> [Material provided]
══════

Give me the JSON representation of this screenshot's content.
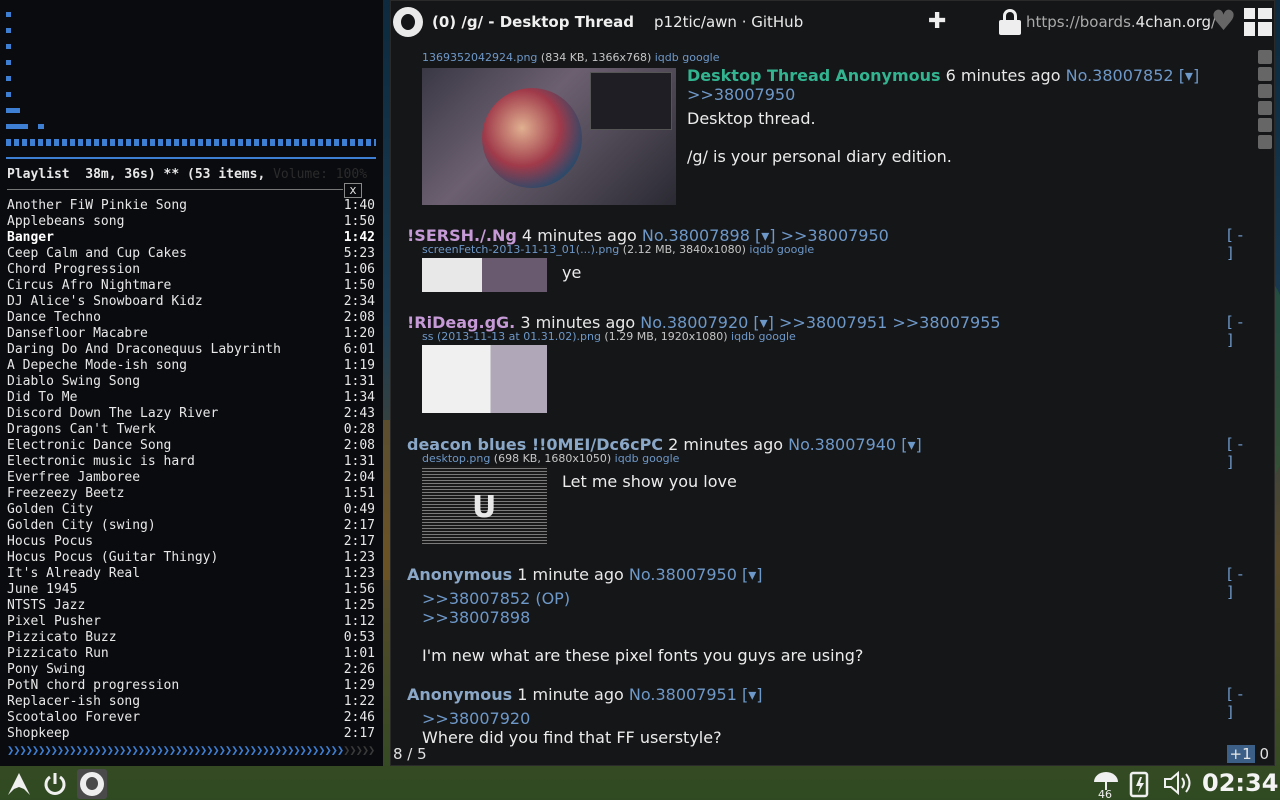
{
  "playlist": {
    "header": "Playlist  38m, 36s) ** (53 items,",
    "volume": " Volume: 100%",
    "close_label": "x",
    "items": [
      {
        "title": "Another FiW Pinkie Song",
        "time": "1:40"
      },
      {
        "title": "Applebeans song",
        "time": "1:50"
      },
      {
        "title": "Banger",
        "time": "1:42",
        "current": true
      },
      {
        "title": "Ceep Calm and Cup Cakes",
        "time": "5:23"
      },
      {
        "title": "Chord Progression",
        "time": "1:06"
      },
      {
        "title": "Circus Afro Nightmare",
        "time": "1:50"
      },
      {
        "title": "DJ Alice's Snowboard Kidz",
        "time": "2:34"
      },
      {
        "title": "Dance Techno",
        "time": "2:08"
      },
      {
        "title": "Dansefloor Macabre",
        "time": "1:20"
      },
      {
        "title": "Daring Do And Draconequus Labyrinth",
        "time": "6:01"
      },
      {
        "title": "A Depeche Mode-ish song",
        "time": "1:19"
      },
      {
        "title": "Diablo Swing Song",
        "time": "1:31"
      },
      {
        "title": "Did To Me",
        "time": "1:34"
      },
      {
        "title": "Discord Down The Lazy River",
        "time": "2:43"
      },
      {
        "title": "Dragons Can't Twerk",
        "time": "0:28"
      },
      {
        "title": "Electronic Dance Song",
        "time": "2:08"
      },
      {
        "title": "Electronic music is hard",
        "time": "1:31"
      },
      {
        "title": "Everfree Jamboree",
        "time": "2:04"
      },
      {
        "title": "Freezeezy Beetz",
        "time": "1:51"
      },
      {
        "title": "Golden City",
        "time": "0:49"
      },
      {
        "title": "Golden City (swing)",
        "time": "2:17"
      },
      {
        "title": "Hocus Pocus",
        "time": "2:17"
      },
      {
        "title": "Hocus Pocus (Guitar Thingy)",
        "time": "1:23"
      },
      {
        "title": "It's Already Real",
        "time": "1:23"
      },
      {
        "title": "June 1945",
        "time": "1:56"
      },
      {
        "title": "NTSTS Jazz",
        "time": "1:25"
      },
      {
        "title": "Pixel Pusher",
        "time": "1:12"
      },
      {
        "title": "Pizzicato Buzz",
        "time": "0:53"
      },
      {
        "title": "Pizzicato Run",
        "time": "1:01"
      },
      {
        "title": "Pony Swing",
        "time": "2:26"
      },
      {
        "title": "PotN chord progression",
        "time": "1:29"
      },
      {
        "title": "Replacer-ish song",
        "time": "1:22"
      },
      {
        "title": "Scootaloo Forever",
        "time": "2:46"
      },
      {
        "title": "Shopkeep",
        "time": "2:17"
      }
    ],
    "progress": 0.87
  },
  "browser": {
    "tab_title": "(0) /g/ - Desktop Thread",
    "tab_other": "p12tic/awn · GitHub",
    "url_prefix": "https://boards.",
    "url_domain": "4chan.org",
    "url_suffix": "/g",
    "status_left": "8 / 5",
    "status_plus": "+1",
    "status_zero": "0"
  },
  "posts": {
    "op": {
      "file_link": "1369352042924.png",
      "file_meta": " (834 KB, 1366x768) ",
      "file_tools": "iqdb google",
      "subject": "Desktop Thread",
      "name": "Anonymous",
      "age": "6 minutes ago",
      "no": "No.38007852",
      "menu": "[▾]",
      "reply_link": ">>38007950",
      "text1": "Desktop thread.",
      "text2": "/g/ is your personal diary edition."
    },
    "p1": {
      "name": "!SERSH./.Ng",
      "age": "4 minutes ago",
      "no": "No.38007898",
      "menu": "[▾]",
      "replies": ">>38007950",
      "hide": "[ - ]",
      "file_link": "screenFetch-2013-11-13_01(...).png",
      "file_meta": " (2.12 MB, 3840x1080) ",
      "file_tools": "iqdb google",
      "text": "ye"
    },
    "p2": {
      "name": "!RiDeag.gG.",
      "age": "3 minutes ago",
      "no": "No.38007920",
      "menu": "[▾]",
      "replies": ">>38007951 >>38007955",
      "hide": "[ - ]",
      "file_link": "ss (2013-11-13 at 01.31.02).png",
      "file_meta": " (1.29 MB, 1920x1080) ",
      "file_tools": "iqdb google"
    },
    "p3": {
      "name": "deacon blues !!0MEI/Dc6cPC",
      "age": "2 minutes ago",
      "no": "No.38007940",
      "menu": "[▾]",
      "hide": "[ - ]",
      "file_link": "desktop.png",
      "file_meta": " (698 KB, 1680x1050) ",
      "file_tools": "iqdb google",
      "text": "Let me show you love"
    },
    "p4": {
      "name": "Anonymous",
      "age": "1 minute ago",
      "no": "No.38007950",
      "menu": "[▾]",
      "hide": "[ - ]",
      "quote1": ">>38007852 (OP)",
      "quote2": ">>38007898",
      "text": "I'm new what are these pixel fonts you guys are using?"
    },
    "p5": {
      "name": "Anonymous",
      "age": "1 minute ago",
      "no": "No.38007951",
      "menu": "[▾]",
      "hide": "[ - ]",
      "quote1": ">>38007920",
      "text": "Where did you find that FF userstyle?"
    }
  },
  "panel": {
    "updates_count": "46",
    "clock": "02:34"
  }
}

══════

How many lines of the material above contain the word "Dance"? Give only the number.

2